Bus Riders Union Film, 86 min. Running time, The Labor/Community Strategy Center (2000), This video is a new documentary of Academy Award cinematographer Haskell Wexlers' that traces three years in the life of the Los Angeles Bus Riders Union as it forges a powerful multiracial movement to fight transit racism, clean up LA's lethal auto pollution, and win billion-dollar victories for real mass transit for the masses. For more information contact: The Labor/Community Strategy Center 3780 Wilshire Boulevard, Suite 1200 Los Angeles, CA 90010 (213) 387-2800 (213) 387-3500 fax, E-mail: firstname.lastname@example.org, http://www.igc.org/lctr.
Just Transportation, 45 min. Running time, Clark Atlanta University: EJRC-CAU Television (1996). This video includes highlights from the "Environmental Justice and Transportation: Building Model Partnerships Conference" that was held in Atlanta, Georgia in 1995. The Atlanta conference brought together grassroots organizers, civil rights activists, local, state, tribal, and federal transportation planners, public officials, legal experts, and academics to discuss strategies for building livable and just communities.

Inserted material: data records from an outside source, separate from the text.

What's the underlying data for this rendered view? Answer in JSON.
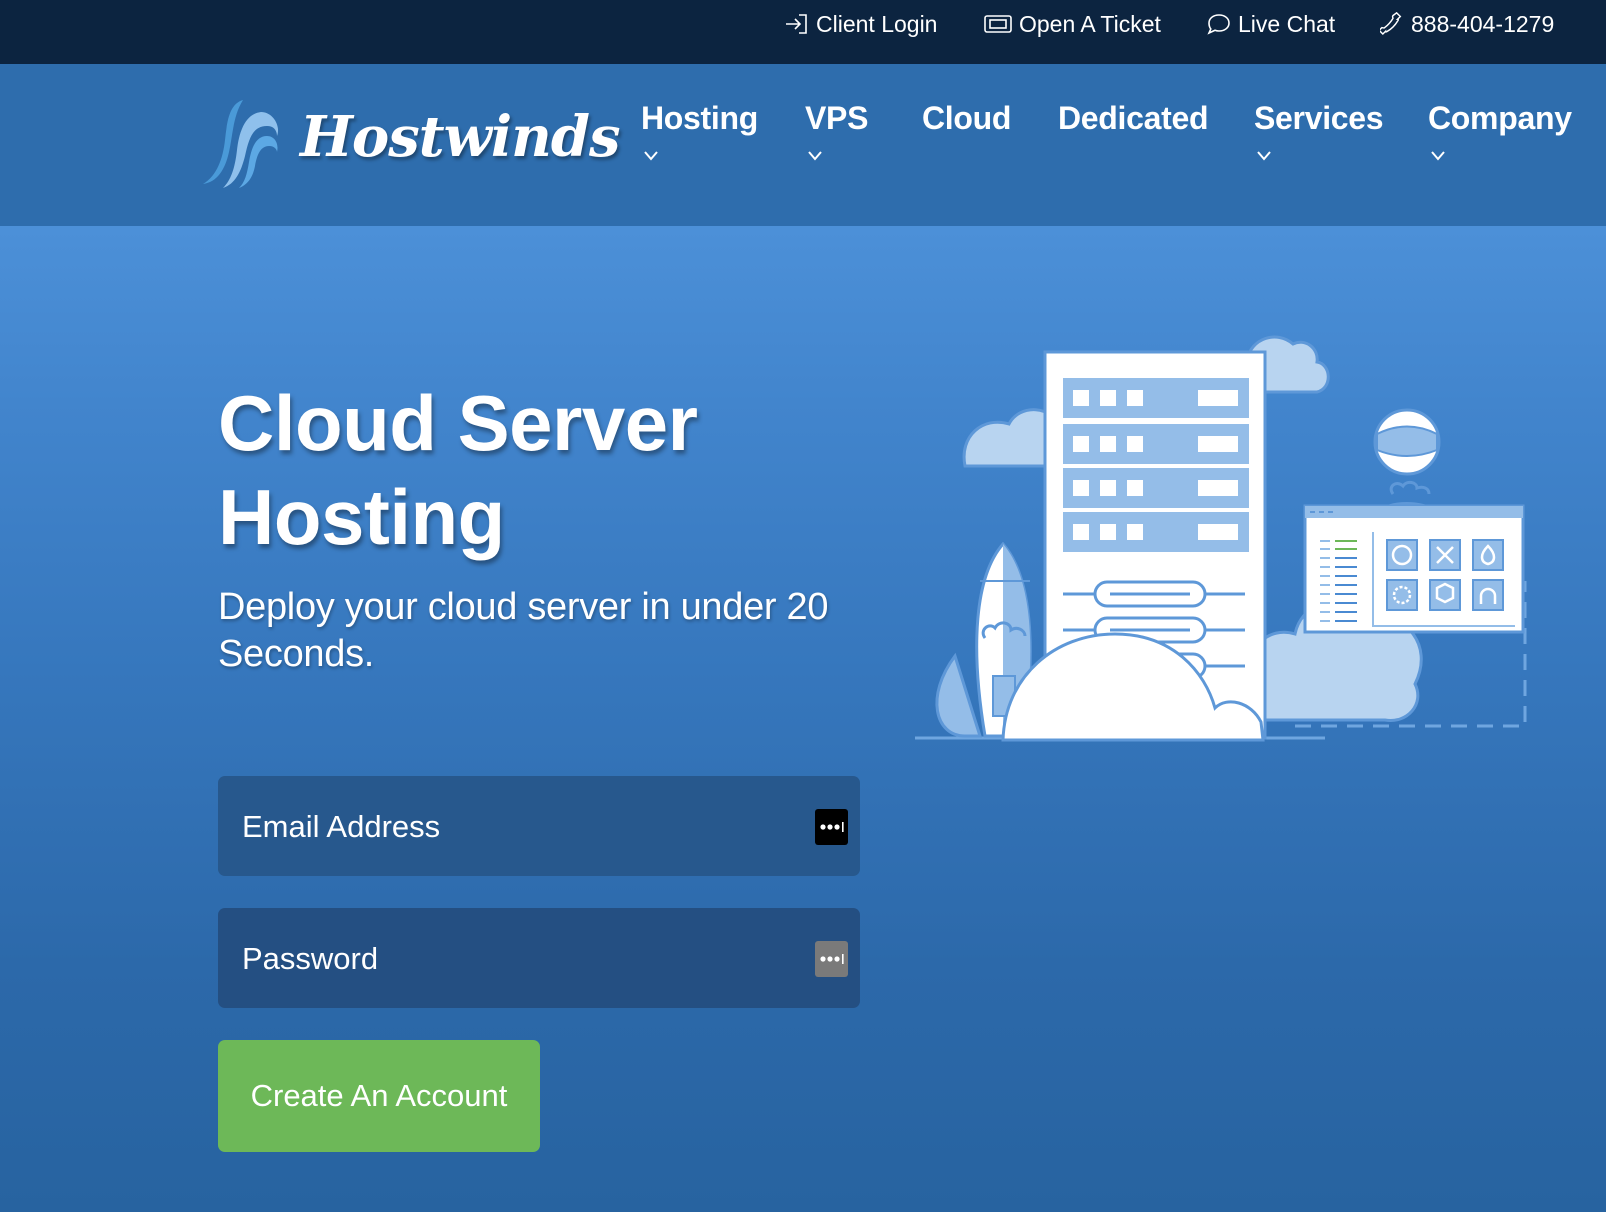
{
  "topbar": {
    "links": [
      {
        "label": "Client Login",
        "icon": "login-arrow-icon"
      },
      {
        "label": "Open A Ticket",
        "icon": "ticket-icon"
      },
      {
        "label": "Live Chat",
        "icon": "chat-bubble-icon"
      },
      {
        "label": "888-404-1279",
        "icon": "phone-icon"
      }
    ]
  },
  "brand": {
    "name": "Hostwinds",
    "logo_icon": "wind-waves-logo-icon"
  },
  "nav": {
    "items": [
      {
        "label": "Hosting",
        "has_dropdown": true
      },
      {
        "label": "VPS",
        "has_dropdown": true
      },
      {
        "label": "Cloud",
        "has_dropdown": false
      },
      {
        "label": "Dedicated",
        "has_dropdown": false
      },
      {
        "label": "Services",
        "has_dropdown": true
      },
      {
        "label": "Company",
        "has_dropdown": true
      }
    ]
  },
  "hero": {
    "title": "Cloud Server Hosting",
    "subtitle": "Deploy your cloud server in under 20 Seconds.",
    "form": {
      "email": {
        "value": "",
        "placeholder": "Email Address"
      },
      "password": {
        "value": "",
        "placeholder": "Password"
      },
      "submit_label": "Create An Account"
    },
    "illustration": {
      "description": "server rack with clouds, rocket, astronaut and control panel",
      "app_icons": [
        "wordpress-icon",
        "joomla-icon",
        "drupal-icon",
        "spinner-app-icon",
        "cube-app-icon",
        "openvpn-icon"
      ]
    }
  },
  "colors": {
    "topbar_bg": "#0c2440",
    "nav_bg": "#2e6dad",
    "hero_top": "#4c90d8",
    "hero_bottom": "#2763a0",
    "field_bg": "#27588d",
    "cta_green": "#6db858",
    "illustration_light": "#b8d4f0"
  }
}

Transportation issues in people of color communities are explored and shot on location in Atlanta, Chicago, Los Angeles, San Francisco, Harlem (New York City), and Washington, DC. For more information contact: Environmental Justice Resource Center Clark Atlanta University Atlanta, GA 30314 (404) 880-6911 (404) 880-6909 fax, E-mail: email@example.com, http://www.ejrc.cau.edu.
ABOUT THE EJRC
The Environmental Justice Resource Center (EJRC) at Clark Atlanta University was formed in 1994 to serve as a research, policy, and information clearinghouse on issues related to environmental justice, race and the environment, civil rights, facility siting, land use planning, brownfields, transportation equity, suburban sprawl, and Smart Growth. The overall goal of the center is to assist, support, train, and educate people of color students, professionals, and grassroots community leaders with the goal of facilitating their inclusion into the mainstream of environmental decision-making. The center is multi-disciplinary in its focus and approach. It serves as a bridge among the social and behavioral sciences, natural and physical sciences, engineering, management, and legal disciplines to solve environmental problems. The center's programs build on the work that its staff has been engaged in for over two decades.
Transportation Equity is published four times a year by the Environmental Justice Resource Center at Clark Atlanta University, 223 James P. Brawley Drive, Atlanta, GA 30314, (404) 880-6911, fax: (404) 880-6909, E-mail: firstname.lastname@example.org, Web site: www.ejrc.cau.edu.
Transportation Equity is a newsletter of the Atlanta Transportation Equity Project. Editor, Robert D. Bullard. Editorial Staff: Marie Green, Glenn S. Johnson, Ruth Neal, and Angel O. Torres. We welcome the submission of short articles, notices of publications, videos, conferences, and other announcements. Copyright© 2001 by the Environmental Justice Resource Center at Clark Atlanta University. [All rights reserved.]